• PROBLEM TO WORK ON: Please copy every line of the data in which the string "this" appears.

──────────

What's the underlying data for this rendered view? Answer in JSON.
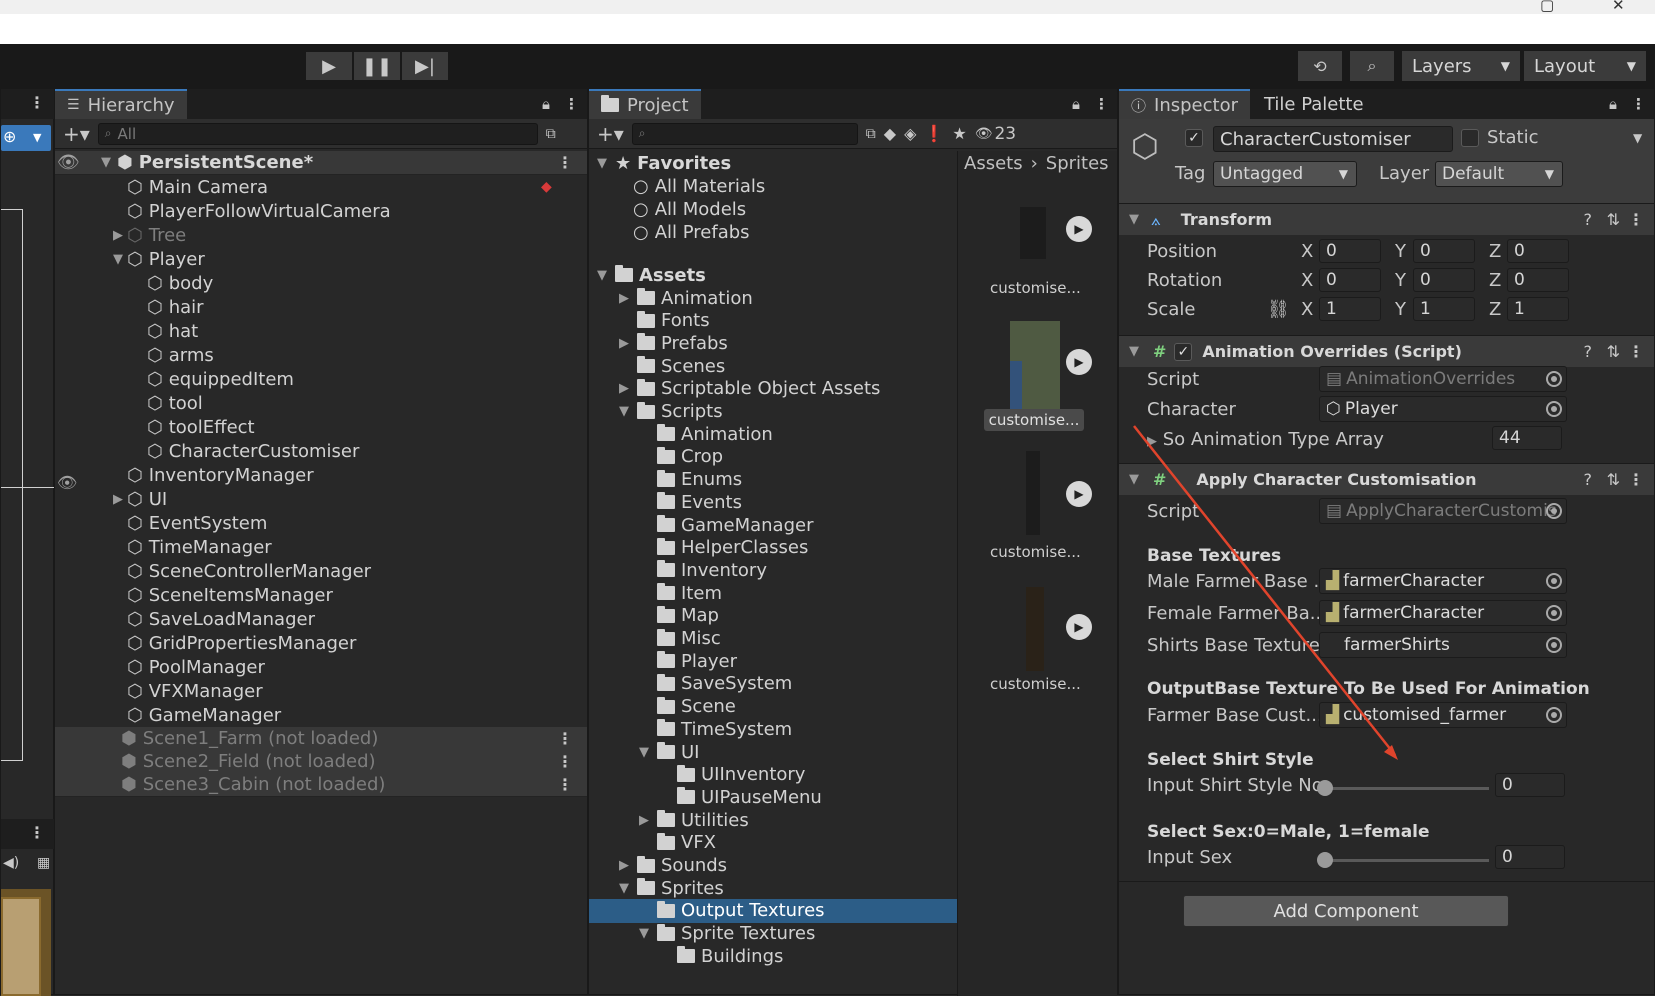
{
  "toolbar": {
    "layers_label": "Layers",
    "layout_label": "Layout"
  },
  "hierarchy": {
    "tab_label": "Hierarchy",
    "search_placeholder": "All",
    "scene": "PersistentScene*",
    "items": [
      "Main Camera",
      "PlayerFollowVirtualCamera",
      "Tree",
      "Player",
      "body",
      "hair",
      "hat",
      "arms",
      "equippedItem",
      "tool",
      "toolEffect",
      "CharacterCustomiser",
      "InventoryManager",
      "UI",
      "EventSystem",
      "TimeManager",
      "SceneControllerManager",
      "SceneItemsManager",
      "SaveLoadManager",
      "GridPropertiesManager",
      "PoolManager",
      "VFXManager",
      "GameManager"
    ],
    "unloaded_scenes": [
      "Scene1_Farm (not loaded)",
      "Scene2_Field (not loaded)",
      "Scene3_Cabin (not loaded)"
    ]
  },
  "project": {
    "tab_label": "Project",
    "hidden_count": "23",
    "favorites_label": "Favorites",
    "favorites": [
      "All Materials",
      "All Models",
      "All Prefabs"
    ],
    "assets_label": "Assets",
    "tree": [
      "Animation",
      "Fonts",
      "Prefabs",
      "Scenes",
      "Scriptable Object Assets",
      "Scripts",
      "Animation",
      "Crop",
      "Enums",
      "Events",
      "GameManager",
      "HelperClasses",
      "Inventory",
      "Item",
      "Map",
      "Misc",
      "Player",
      "SaveSystem",
      "Scene",
      "TimeSystem",
      "UI",
      "UIInventory",
      "UIPauseMenu",
      "Utilities",
      "VFX",
      "Sounds",
      "Sprites",
      "Output Textures",
      "Sprite Textures",
      "Buildings"
    ],
    "breadcrumb": [
      "Assets",
      "Sprites"
    ],
    "thumbs": [
      "customise...",
      "customise...",
      "customise...",
      "customise..."
    ]
  },
  "inspector": {
    "tab_label": "Inspector",
    "tab2_label": "Tile Palette",
    "object_name": "CharacterCustomiser",
    "static_label": "Static",
    "tag_label": "Tag",
    "tag_value": "Untagged",
    "layer_label": "Layer",
    "layer_value": "Default",
    "transform": {
      "title": "Transform",
      "position_label": "Position",
      "rotation_label": "Rotation",
      "scale_label": "Scale",
      "x": "X",
      "y": "Y",
      "z": "Z",
      "position": [
        "0",
        "0",
        "0"
      ],
      "rotation": [
        "0",
        "0",
        "0"
      ],
      "scale": [
        "1",
        "1",
        "1"
      ]
    },
    "anim": {
      "title": "Animation Overrides (Script)",
      "script_label": "Script",
      "script_value": "AnimationOverrides",
      "character_label": "Character",
      "character_value": "Player",
      "array_label": "So Animation Type Array",
      "array_value": "44"
    },
    "apply": {
      "title": "Apply Character Customisation",
      "script_label": "Script",
      "script_value": "ApplyCharacterCustomis",
      "base_textures": "Base Textures",
      "male_label": "Male Farmer Base ...",
      "male_value": "farmerCharacter",
      "female_label": "Female Farmer Ba...",
      "female_value": "farmerCharacter",
      "shirts_label": "Shirts Base Texture",
      "shirts_value": "farmerShirts",
      "output_header": "OutputBase Texture To Be Used For Animation",
      "output_label": "Farmer Base Cust...",
      "output_value": "customised_farmer",
      "shirt_header": "Select Shirt Style",
      "shirt_label": "Input Shirt Style No",
      "shirt_value": "0",
      "sex_header": "Select Sex:0=Male, 1=female",
      "sex_label": "Input Sex",
      "sex_value": "0"
    },
    "add_component": "Add Component"
  },
  "colors": {
    "accent": "#3a79bb",
    "selection": "#2c5d87",
    "arrow": "#e0442c"
  }
}
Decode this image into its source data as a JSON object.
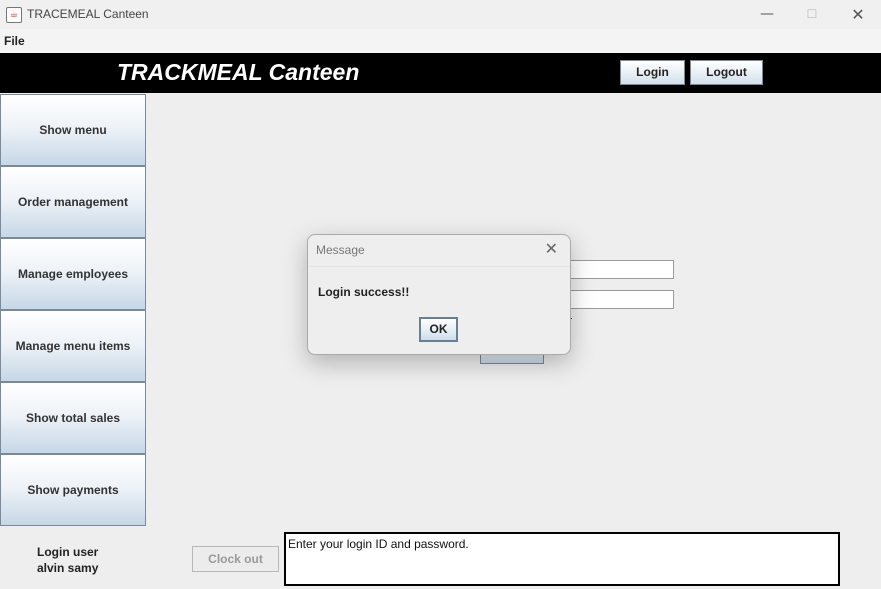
{
  "window": {
    "title": "TRACEMEAL Canteen",
    "minimize": "—",
    "maximize": "☐",
    "close": "✕"
  },
  "menu": {
    "file": "File"
  },
  "header": {
    "brand": "TRACKMEAL Canteen",
    "login_label": "Login",
    "logout_label": "Logout"
  },
  "sidebar": {
    "items": [
      {
        "label": "Show menu"
      },
      {
        "label": "Order management"
      },
      {
        "label": "Manage employees"
      },
      {
        "label": "Manage menu items"
      },
      {
        "label": "Show total sales"
      },
      {
        "label": "Show payments"
      }
    ]
  },
  "footer": {
    "login_user_label": "Login user",
    "login_user_name": "alvin samy",
    "clock_out_label": "Clock out",
    "message_text": "Enter your login ID and password."
  },
  "dialog": {
    "title": "Message",
    "message": "Login success!!",
    "ok_label": "OK",
    "close_icon": "close-icon"
  },
  "colors": {
    "header_bg": "#000000",
    "brand_text": "#ffffff",
    "button_gradient_bottom": "#c7d7e7"
  }
}
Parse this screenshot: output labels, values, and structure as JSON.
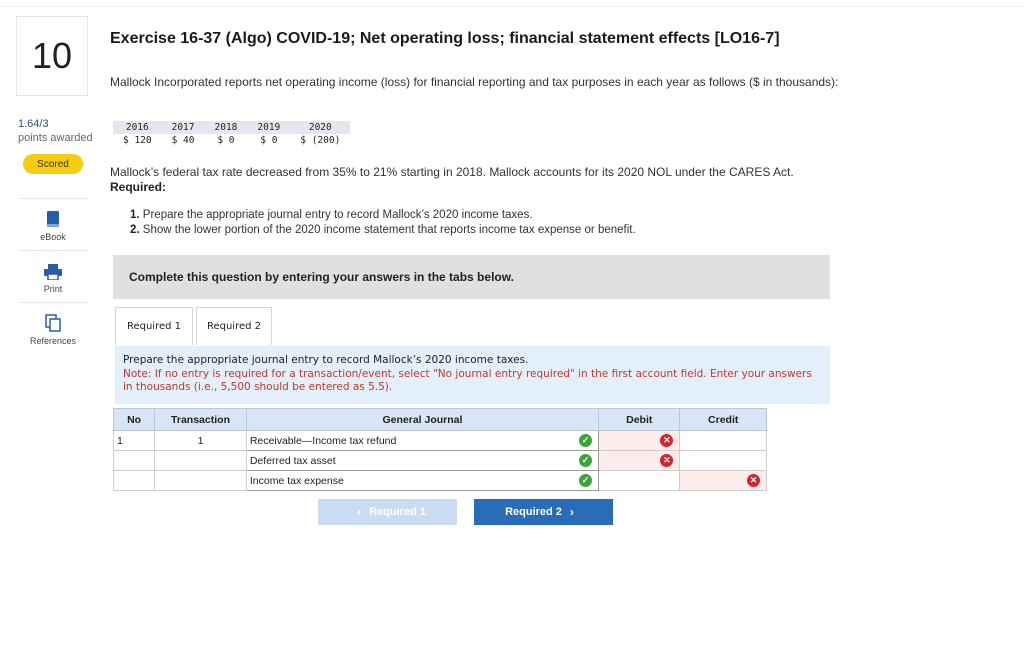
{
  "question": {
    "number": "10",
    "points": "1.64/3",
    "points_label": "points awarded",
    "status_badge": "Scored"
  },
  "tools": [
    {
      "label": "eBook",
      "icon": "book-icon"
    },
    {
      "label": "Print",
      "icon": "printer-icon"
    },
    {
      "label": "References",
      "icon": "references-icon"
    }
  ],
  "title": "Exercise 16-37 (Algo) COVID-19; Net operating loss; financial statement effects [LO16-7]",
  "intro": "Mallock Incorporated reports net operating income (loss) for financial reporting and tax purposes in each year as follows ($ in thousands):",
  "income_table": {
    "years": [
      "2016",
      "2017",
      "2018",
      "2019",
      "2020"
    ],
    "values": [
      "$ 120",
      "$ 40",
      "$ 0",
      "$ 0",
      "$ (200)"
    ]
  },
  "rate_text": "Mallock’s federal tax rate decreased from 35% to 21% starting in 2018. Mallock accounts for its 2020 NOL under the CARES Act.",
  "required_heading": "Required:",
  "requirements": [
    {
      "num": "1.",
      "text": "Prepare the appropriate journal entry to record Mallock’s 2020 income taxes."
    },
    {
      "num": "2.",
      "text": "Show the lower portion of the 2020 income statement that reports income tax expense or benefit."
    }
  ],
  "complete_banner": "Complete this question by entering your answers in the tabs below.",
  "tabs": [
    "Required 1",
    "Required 2"
  ],
  "instructions": {
    "main": "Prepare the appropriate journal entry to record Mallock’s 2020 income taxes.",
    "note": "Note: If no entry is required for a transaction/event, select \"No journal entry required\" in the first account field. Enter your answers in thousands (i.e., 5,500 should be entered as 5.5)."
  },
  "journal": {
    "headers": [
      "No",
      "Transaction",
      "General Journal",
      "Debit",
      "Credit"
    ],
    "rows": [
      {
        "no": "1",
        "transaction": "1",
        "account": "Receivable—Income tax refund",
        "debit": "",
        "credit": ""
      },
      {
        "no": "",
        "transaction": "",
        "account": "Deferred tax asset",
        "debit": "",
        "credit": ""
      },
      {
        "no": "",
        "transaction": "",
        "account": "Income tax expense",
        "debit": "",
        "credit": ""
      }
    ]
  },
  "nav": {
    "prev_label": "Required 1",
    "next_label": "Required 2"
  },
  "colors": {
    "badge": "#f5cc10",
    "header_blue": "#d7e5f4",
    "instr_bg": "#e3f0fb",
    "note_red": "#c0392b",
    "correct_green": "#3aa639",
    "wrong_red": "#d0262d",
    "next_button": "#2a6cb7"
  }
}
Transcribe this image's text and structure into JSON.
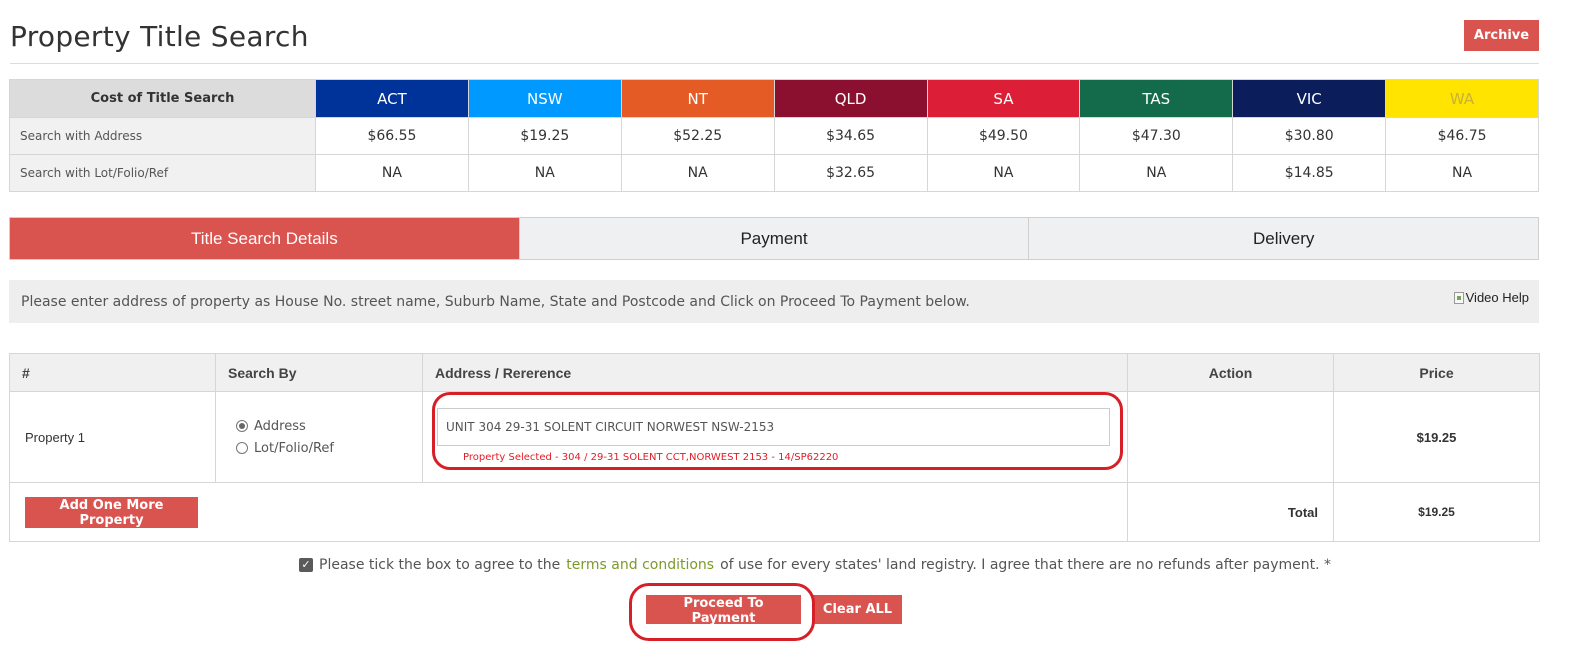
{
  "page": {
    "title": "Property Title Search",
    "archive_label": "Archive"
  },
  "cost_table": {
    "header_label": "Cost of Title Search",
    "states": [
      {
        "code": "ACT",
        "color": "#003399",
        "text_color": "#ffffff"
      },
      {
        "code": "NSW",
        "color": "#0099ff",
        "text_color": "#ffffff"
      },
      {
        "code": "NT",
        "color": "#e55b26",
        "text_color": "#ffffff"
      },
      {
        "code": "QLD",
        "color": "#8b1030",
        "text_color": "#ffffff"
      },
      {
        "code": "SA",
        "color": "#dc1f36",
        "text_color": "#ffffff"
      },
      {
        "code": "TAS",
        "color": "#146b4b",
        "text_color": "#ffffff"
      },
      {
        "code": "VIC",
        "color": "#0b1e5b",
        "text_color": "#ffffff"
      },
      {
        "code": "WA",
        "color": "#ffe400",
        "text_color": "#c9b03a"
      }
    ],
    "rows": [
      {
        "label": "Search with Address",
        "values": [
          "$66.55",
          "$19.25",
          "$52.25",
          "$34.65",
          "$49.50",
          "$47.30",
          "$30.80",
          "$46.75"
        ]
      },
      {
        "label": "Search with Lot/Folio/Ref",
        "values": [
          "NA",
          "NA",
          "NA",
          "$32.65",
          "NA",
          "NA",
          "$14.85",
          "NA"
        ]
      }
    ]
  },
  "tabs": [
    {
      "label": "Title Search Details",
      "active": true
    },
    {
      "label": "Payment",
      "active": false
    },
    {
      "label": "Delivery",
      "active": false
    }
  ],
  "instruction": {
    "text": "Please enter address of property as House No. street name, Suburb Name, State and Postcode and Click on Proceed To Payment below.",
    "video_help": "Video Help"
  },
  "property_table": {
    "headers": {
      "num": "#",
      "search_by": "Search By",
      "address": "Address / Rererence",
      "action": "Action",
      "price": "Price"
    },
    "rows": [
      {
        "label": "Property 1",
        "options": [
          "Address",
          "Lot/Folio/Ref"
        ],
        "selected_option": "Address",
        "address_value": "UNIT 304 29-31 SOLENT CIRCUIT NORWEST NSW-2153",
        "selected_note": "Property Selected - 304 / 29-31 SOLENT CCT,NORWEST 2153    -    14/SP62220",
        "price": "$19.25"
      }
    ],
    "add_button": "Add One More Property",
    "total_label": "Total",
    "total_value": "$19.25"
  },
  "agreement": {
    "checked": true,
    "before": "Please tick the box to agree to the",
    "link": "terms and conditions",
    "after": "of use for every states' land registry. I agree that there are no refunds after payment. *"
  },
  "actions": {
    "proceed": "Proceed To Payment",
    "clear": "Clear ALL"
  },
  "colors": {
    "accent": "#d9534f",
    "highlight": "#d61f26",
    "note": "#e31b23",
    "link": "#7c9a2a"
  }
}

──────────

• ANSWER SECTION:
What's the underlying data for this rendered view? Answer in JSON.
Decode this image into its source data as a JSON object.
Parse this screenshot: output labels, values, and structure as JSON.
  "complete_banner": "Complete this question by entering your answers in the tabs below.",
Transcribe this image's text and structure into JSON.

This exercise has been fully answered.